▶ _Activity_
You are asked to repeat the listing word for word and to leave out its pictures.

(Beginning of Exercise data)

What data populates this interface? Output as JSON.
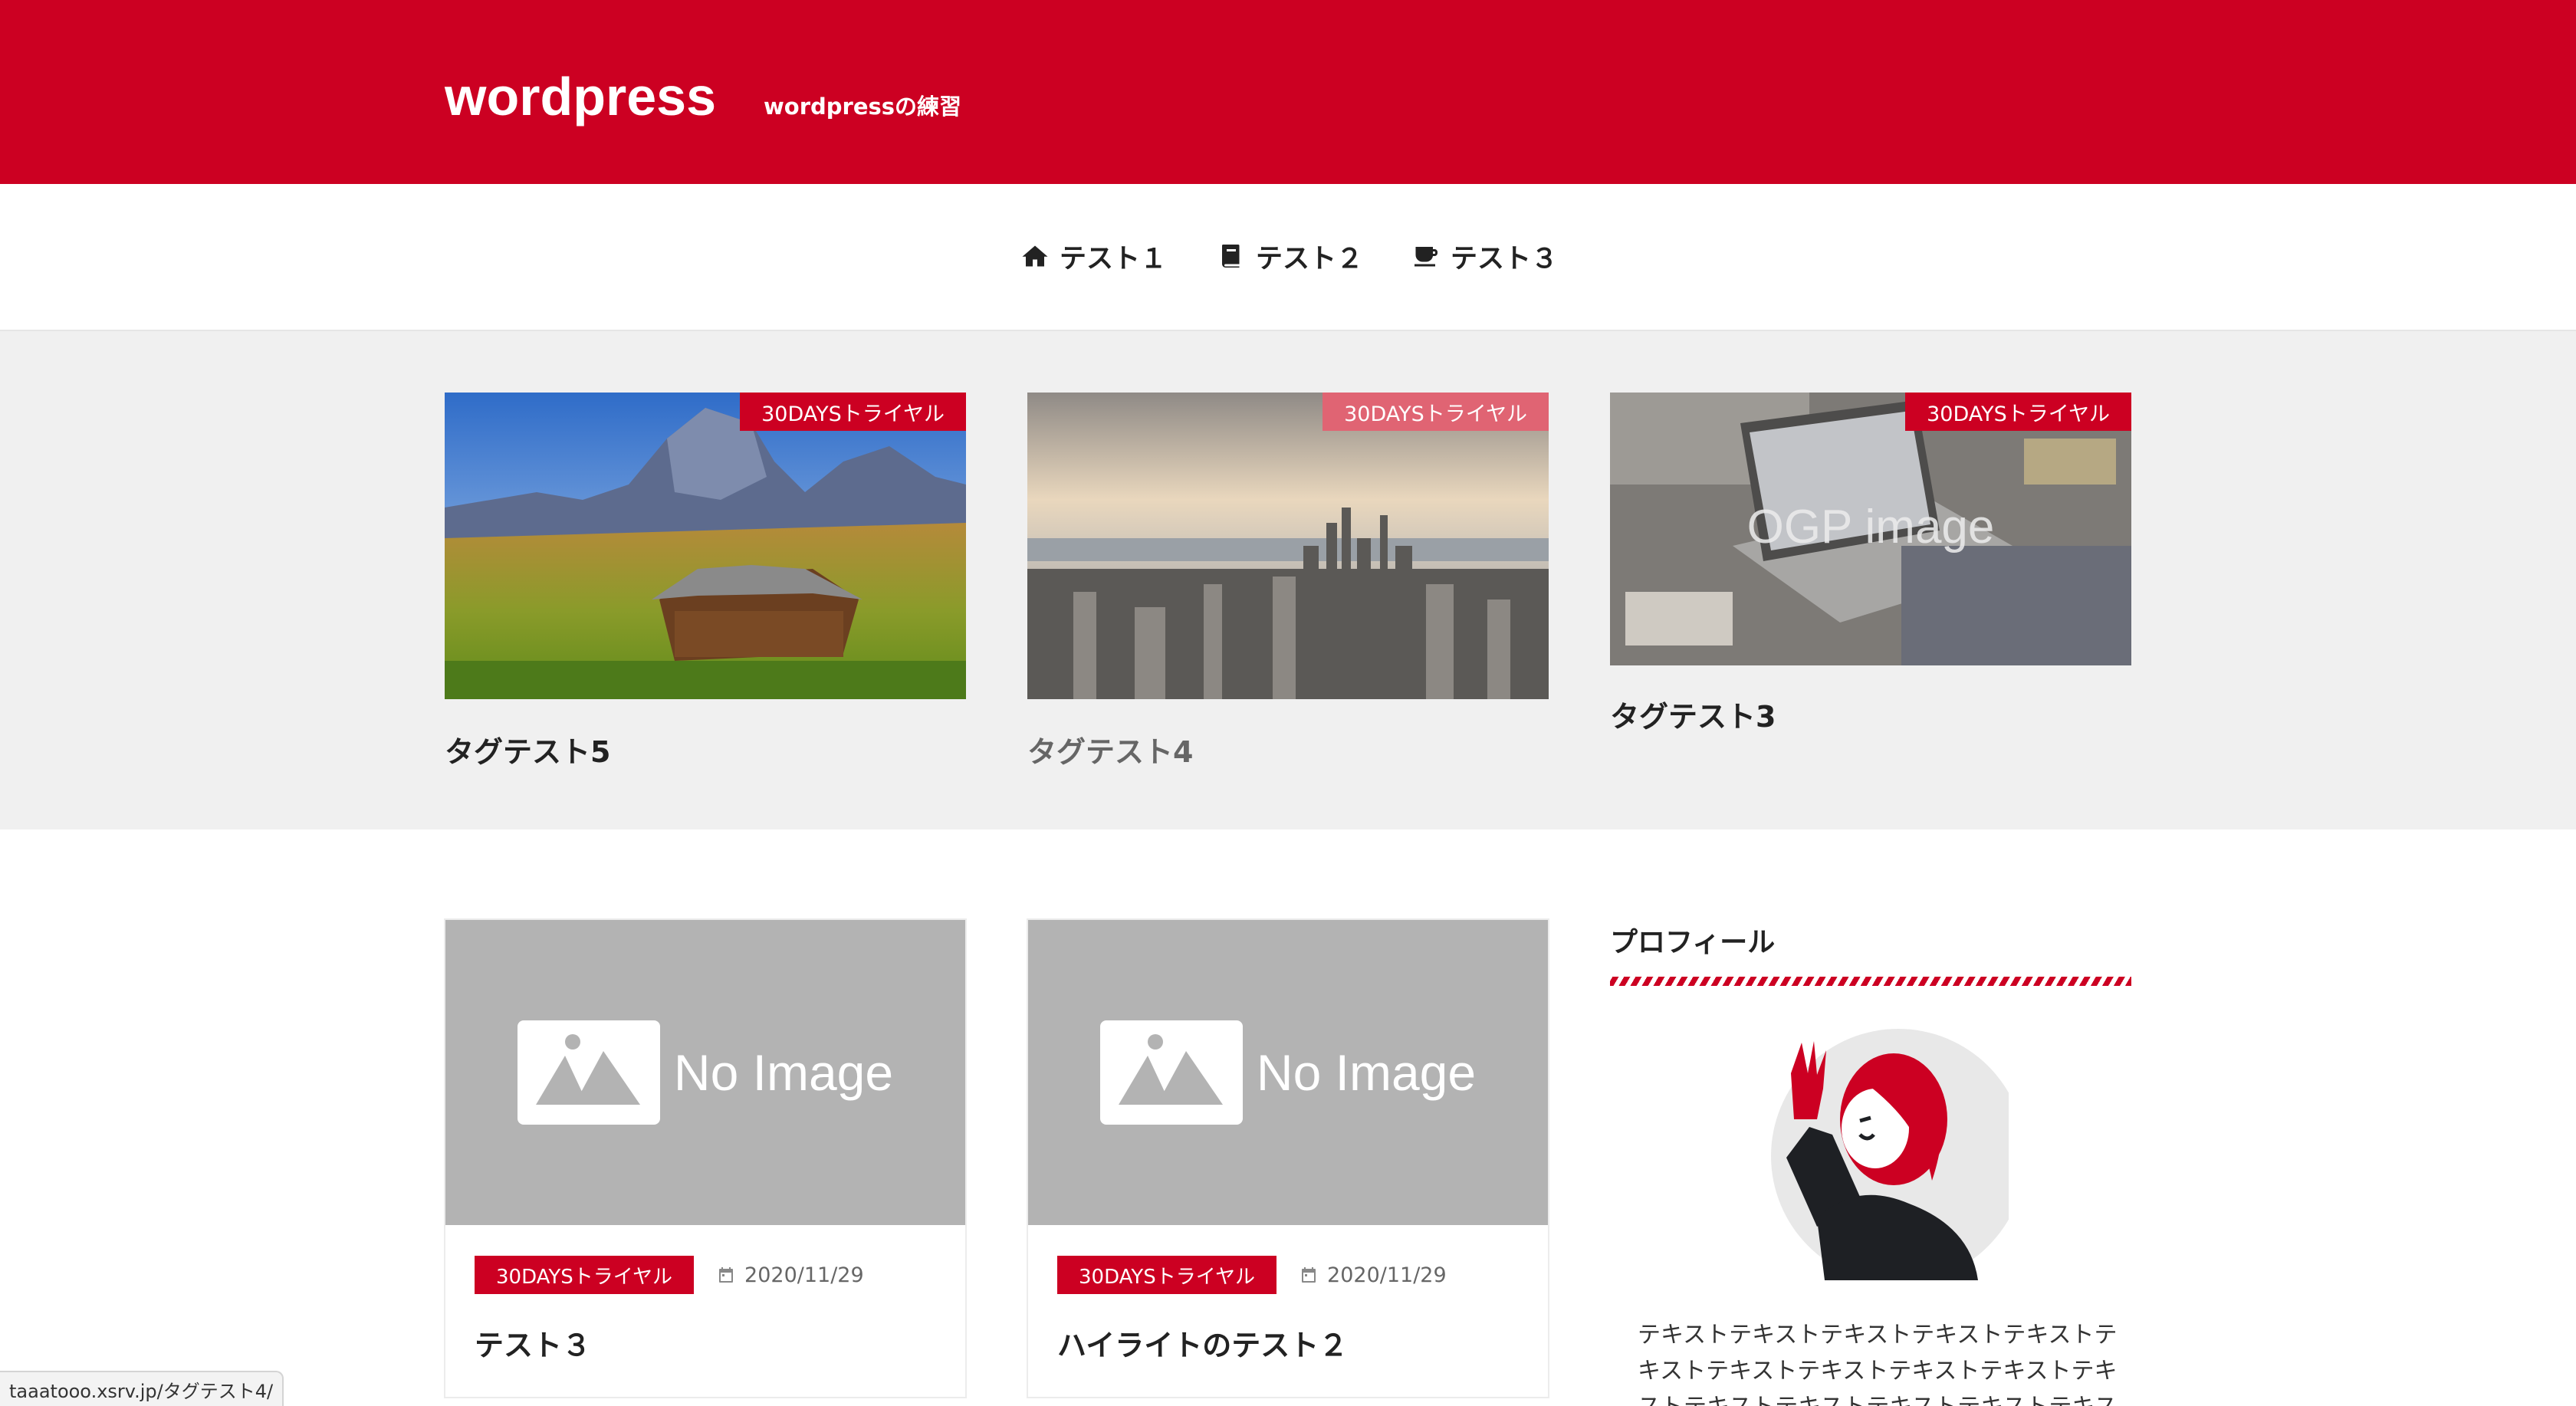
{
  "header": {
    "site_title": "wordpress",
    "tagline": "wordpressの練習"
  },
  "nav": {
    "items": [
      {
        "label": "テスト１",
        "icon": "home-icon"
      },
      {
        "label": "テスト２",
        "icon": "book-icon"
      },
      {
        "label": "テスト３",
        "icon": "coffee-icon"
      }
    ]
  },
  "pickup": [
    {
      "category": "30DAYSトライヤル",
      "title": "タグテスト5",
      "thumbnail": "mountain-hut-photo"
    },
    {
      "category": "30DAYSトライヤル",
      "title": "タグテスト4",
      "thumbnail": "city-skyline-photo"
    },
    {
      "category": "30DAYSトライヤル",
      "title": "タグテスト3",
      "thumbnail": "ogp-image-laptop-photo",
      "overlay_text": "OGP image"
    }
  ],
  "posts": [
    {
      "thumbnail_text": "No Image",
      "category": "30DAYSトライヤル",
      "date": "2020/11/29",
      "title": "テスト３"
    },
    {
      "thumbnail_text": "No Image",
      "category": "30DAYSトライヤル",
      "date": "2020/11/29",
      "title": "ハイライトのテスト２"
    }
  ],
  "sidebar": {
    "profile_title": "プロフィール",
    "profile_text": "テキストテキストテキストテキストテキストテキストテキストテキストテキストテキストテキストテキストテキストテキストテキストテキストテキスト"
  },
  "status_bar": {
    "url": "taaatooo.xsrv.jp/タグテスト4/"
  },
  "colors": {
    "brand": "#cc0022",
    "background_light": "#f0f0f0",
    "no_image_bg": "#b3b3b3"
  }
}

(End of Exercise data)

▶ _Solution for this exercise_
What data populates this interface? Output as JSON.
{
  "header": {
    "site_title": "wordpress",
    "tagline": "wordpressの練習"
  },
  "nav": {
    "items": [
      {
        "label": "テスト１",
        "icon": "home-icon"
      },
      {
        "label": "テスト２",
        "icon": "book-icon"
      },
      {
        "label": "テスト３",
        "icon": "coffee-icon"
      }
    ]
  },
  "pickup": [
    {
      "category": "30DAYSトライヤル",
      "title": "タグテスト5",
      "thumbnail": "mountain-hut-photo"
    },
    {
      "category": "30DAYSトライヤル",
      "title": "タグテスト4",
      "thumbnail": "city-skyline-photo"
    },
    {
      "category": "30DAYSトライヤル",
      "title": "タグテスト3",
      "thumbnail": "ogp-image-laptop-photo",
      "overlay_text": "OGP image"
    }
  ],
  "posts": [
    {
      "thumbnail_text": "No Image",
      "category": "30DAYSトライヤル",
      "date": "2020/11/29",
      "title": "テスト３"
    },
    {
      "thumbnail_text": "No Image",
      "category": "30DAYSトライヤル",
      "date": "2020/11/29",
      "title": "ハイライトのテスト２"
    }
  ],
  "sidebar": {
    "profile_title": "プロフィール",
    "profile_text": "テキストテキストテキストテキストテキストテキストテキストテキストテキストテキストテキストテキストテキストテキストテキストテキストテキスト"
  },
  "status_bar": {
    "url": "taaatooo.xsrv.jp/タグテスト4/"
  },
  "colors": {
    "brand": "#cc0022",
    "background_light": "#f0f0f0",
    "no_image_bg": "#b3b3b3"
  }
}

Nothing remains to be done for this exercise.